- _TASK GOAL_
Could you retype all of the entries below word for word?

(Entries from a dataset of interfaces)
━━━━━━━━
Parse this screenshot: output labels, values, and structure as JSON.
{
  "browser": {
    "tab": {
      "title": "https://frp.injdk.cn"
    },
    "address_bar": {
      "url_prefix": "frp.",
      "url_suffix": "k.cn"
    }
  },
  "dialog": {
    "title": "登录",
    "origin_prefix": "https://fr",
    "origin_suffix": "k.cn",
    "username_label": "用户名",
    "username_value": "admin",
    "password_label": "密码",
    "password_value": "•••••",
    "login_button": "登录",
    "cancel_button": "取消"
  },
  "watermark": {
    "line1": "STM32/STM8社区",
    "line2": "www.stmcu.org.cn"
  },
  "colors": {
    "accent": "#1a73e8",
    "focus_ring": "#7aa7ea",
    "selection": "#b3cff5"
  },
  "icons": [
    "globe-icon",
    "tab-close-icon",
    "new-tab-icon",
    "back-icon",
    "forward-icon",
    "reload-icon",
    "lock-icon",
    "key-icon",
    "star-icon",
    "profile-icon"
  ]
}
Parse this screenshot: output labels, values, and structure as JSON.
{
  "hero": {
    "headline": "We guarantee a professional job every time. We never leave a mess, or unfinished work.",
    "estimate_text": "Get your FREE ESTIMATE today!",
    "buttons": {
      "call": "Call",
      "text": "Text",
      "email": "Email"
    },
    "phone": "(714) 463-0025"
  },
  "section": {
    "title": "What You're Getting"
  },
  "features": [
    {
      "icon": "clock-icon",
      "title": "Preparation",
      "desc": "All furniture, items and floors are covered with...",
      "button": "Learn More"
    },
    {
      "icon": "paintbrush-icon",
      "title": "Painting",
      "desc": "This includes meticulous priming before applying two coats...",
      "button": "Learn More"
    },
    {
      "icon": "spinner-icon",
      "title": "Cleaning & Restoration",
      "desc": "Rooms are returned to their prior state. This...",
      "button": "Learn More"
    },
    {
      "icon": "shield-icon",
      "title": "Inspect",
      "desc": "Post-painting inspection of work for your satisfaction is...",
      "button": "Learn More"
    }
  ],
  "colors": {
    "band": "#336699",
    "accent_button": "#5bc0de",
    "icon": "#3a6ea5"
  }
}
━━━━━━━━
- _TASK RESPONSE_
Parse this screenshot: output labels, values, and structure as JSON.
{
  "browser": {
    "tab": {
      "title": "https://frp.injdk.cn"
    },
    "address_bar": {
      "url_prefix": "frp.",
      "url_suffix": "k.cn"
    }
  },
  "dialog": {
    "title": "登录",
    "origin_prefix": "https://fr",
    "origin_suffix": "k.cn",
    "username_label": "用户名",
    "username_value": "admin",
    "password_label": "密码",
    "password_value": "•••••",
    "login_button": "登录",
    "cancel_button": "取消"
  },
  "watermark": {
    "line1": "STM32/STM8社区",
    "line2": "www.stmcu.org.cn"
  },
  "colors": {
    "accent": "#1a73e8",
    "focus_ring": "#7aa7ea",
    "selection": "#b3cff5"
  },
  "icons": [
    "globe-icon",
    "tab-close-icon",
    "new-tab-icon",
    "back-icon",
    "forward-icon",
    "reload-icon",
    "lock-icon",
    "key-icon",
    "star-icon",
    "profile-icon"
  ]
}
Parse this screenshot: output labels, values, and structure as JSON.
{
  "hero": {
    "headline": "We guarantee a professional job every time. We never leave a mess, or unfinished work.",
    "estimate_text": "Get your FREE ESTIMATE today!",
    "buttons": {
      "call": "Call",
      "text": "Text",
      "email": "Email"
    },
    "phone": "(714) 463-0025"
  },
  "section": {
    "title": "What You're Getting"
  },
  "features": [
    {
      "icon": "clock-icon",
      "title": "Preparation",
      "desc": "All furniture, items and floors are covered with...",
      "button": "Learn More"
    },
    {
      "icon": "paintbrush-icon",
      "title": "Painting",
      "desc": "This includes meticulous priming before applying two coats...",
      "button": "Learn More"
    },
    {
      "icon": "spinner-icon",
      "title": "Cleaning & Restoration",
      "desc": "Rooms are returned to their prior state. This...",
      "button": "Learn More"
    },
    {
      "icon": "shield-icon",
      "title": "Inspect",
      "desc": "Post-painting inspection of work for your satisfaction is...",
      "button": "Learn More"
    }
  ],
  "colors": {
    "band": "#336699",
    "accent_button": "#5bc0de",
    "icon": "#3a6ea5"
  }
}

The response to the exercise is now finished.